p>In the time it takes to read this page, another Christian will be killed because of his or her faith in Jesus Christ.  160,000 believers around the world will be slaughtered this year alone… simply because they love Jesus.

This is not a news flash.  The physical risk of “going public with the glory of God” (John Piper) among satanically dominated peoples is obvious.  Jesus predicted that you will probably be chugged (disposed of quickly and without pause) like a lion eats a lamb (Matthew 10:16; 1 Peter 5:8).  That’s the risk of identifying with Jesus in this world; and too many shrivel up at the thought.

Scripture describes the butchering of missionaries as horrifically beautiful.  Horrible because of the indescribable torment endured by so many; but stunningly beautiful in their humble Christ-likeness as they are afflicted, persecuted, struck down; but not destroyed (2 Cor. 4).  When believers are crushed by suffering, the aroma of Christ stretches out even more widely and rapidly among the peoples.

This is biblical boldness: to plow through hostile resistance with the gentleness of Christ and “loving the hate” out of those fierce enemies of the cross.
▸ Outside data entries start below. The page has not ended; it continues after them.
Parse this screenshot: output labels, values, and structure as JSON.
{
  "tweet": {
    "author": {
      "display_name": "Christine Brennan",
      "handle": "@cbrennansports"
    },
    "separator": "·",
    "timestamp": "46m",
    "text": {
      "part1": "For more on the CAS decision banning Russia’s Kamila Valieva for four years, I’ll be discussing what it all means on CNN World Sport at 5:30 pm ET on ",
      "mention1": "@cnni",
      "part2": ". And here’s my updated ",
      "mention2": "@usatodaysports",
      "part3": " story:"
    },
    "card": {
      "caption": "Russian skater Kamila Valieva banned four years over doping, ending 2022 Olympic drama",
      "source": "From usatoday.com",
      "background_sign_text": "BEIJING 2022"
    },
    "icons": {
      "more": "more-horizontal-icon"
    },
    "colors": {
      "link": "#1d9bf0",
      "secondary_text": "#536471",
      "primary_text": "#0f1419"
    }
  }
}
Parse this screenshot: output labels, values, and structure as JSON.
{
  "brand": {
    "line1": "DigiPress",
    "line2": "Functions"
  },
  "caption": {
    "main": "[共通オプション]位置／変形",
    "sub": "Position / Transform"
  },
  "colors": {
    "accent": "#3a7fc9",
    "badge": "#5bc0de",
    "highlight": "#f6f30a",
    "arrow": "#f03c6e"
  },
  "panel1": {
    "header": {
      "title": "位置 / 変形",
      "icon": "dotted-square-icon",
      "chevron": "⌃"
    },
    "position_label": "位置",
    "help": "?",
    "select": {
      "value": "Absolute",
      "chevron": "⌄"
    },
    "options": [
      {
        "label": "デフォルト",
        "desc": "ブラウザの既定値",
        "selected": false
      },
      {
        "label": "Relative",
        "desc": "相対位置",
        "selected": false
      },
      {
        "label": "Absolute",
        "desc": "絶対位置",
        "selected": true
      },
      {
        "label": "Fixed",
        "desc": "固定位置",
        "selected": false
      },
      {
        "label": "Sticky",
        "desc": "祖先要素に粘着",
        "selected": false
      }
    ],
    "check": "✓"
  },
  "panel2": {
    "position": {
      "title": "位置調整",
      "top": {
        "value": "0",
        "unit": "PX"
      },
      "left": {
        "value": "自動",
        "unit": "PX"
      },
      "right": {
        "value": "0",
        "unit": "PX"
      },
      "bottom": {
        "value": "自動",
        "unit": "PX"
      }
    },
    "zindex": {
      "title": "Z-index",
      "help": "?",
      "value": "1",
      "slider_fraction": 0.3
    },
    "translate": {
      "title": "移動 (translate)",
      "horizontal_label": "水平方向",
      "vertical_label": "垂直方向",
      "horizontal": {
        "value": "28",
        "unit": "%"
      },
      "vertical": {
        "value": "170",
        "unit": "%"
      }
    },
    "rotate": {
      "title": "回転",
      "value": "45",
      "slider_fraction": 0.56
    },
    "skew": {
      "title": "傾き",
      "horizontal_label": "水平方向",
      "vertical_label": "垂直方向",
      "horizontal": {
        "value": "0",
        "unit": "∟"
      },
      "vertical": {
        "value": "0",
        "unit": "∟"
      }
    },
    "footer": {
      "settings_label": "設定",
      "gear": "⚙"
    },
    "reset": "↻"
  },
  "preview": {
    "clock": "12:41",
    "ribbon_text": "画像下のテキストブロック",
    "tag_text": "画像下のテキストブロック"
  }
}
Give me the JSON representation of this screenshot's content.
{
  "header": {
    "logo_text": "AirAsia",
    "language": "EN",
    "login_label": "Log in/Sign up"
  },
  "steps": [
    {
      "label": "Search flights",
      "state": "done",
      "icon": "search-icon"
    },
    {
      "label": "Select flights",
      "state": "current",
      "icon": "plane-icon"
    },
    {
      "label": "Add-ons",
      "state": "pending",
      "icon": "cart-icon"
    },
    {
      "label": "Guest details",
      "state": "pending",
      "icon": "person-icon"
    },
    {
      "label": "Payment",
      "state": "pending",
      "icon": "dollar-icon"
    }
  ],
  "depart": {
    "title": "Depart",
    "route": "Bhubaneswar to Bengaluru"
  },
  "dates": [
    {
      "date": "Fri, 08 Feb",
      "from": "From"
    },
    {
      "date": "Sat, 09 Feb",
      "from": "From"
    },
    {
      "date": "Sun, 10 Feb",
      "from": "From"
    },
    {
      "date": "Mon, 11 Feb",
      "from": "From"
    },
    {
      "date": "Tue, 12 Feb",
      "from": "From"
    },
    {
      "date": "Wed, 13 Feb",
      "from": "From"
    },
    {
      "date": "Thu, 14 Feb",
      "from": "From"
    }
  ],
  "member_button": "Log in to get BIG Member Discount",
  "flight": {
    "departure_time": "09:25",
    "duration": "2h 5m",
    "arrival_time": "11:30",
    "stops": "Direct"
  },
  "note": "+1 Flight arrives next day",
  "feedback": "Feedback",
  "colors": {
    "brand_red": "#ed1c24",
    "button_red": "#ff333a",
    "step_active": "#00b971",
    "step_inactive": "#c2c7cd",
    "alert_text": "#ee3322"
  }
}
I dread a greater danger than death.  I dread the consequences of not risk-taking for the gospel.  What will I suffer if I refuse to suffer for ChristWhat will I lose if I refuse to lose my life with Jesus for the nations?  What “glory” (Paul’s word – Romans 8:18) will I miss out on if I shirk suffering for the gospel?

There is something in suffering for the gospel that produces supernatural affection and compassion within you towards those who are harming you.  At the same time, when one can praise God instead of denying him in the midst of suffering, unbelievers take notice.  Some are inevitably saved, which generates more persecution, which in turn, fuels an even more passionate scattering of the gospel.  The result is that whole new regions are quickly populated with believers and churches.  This is how suffering and persecution nearly always advances both personal sanctification in the sufferer and the speedier, wide-ranging expansion of the gospel among the persecutors.

There is nothing more powerful in evangelism than a life humbly laid down for Christ and the gospel.  These gospel risk-takers are missionary madmen (2 Cor. 11:23).  But God is glorified by them.  The world’s unharvested fields need many more like them.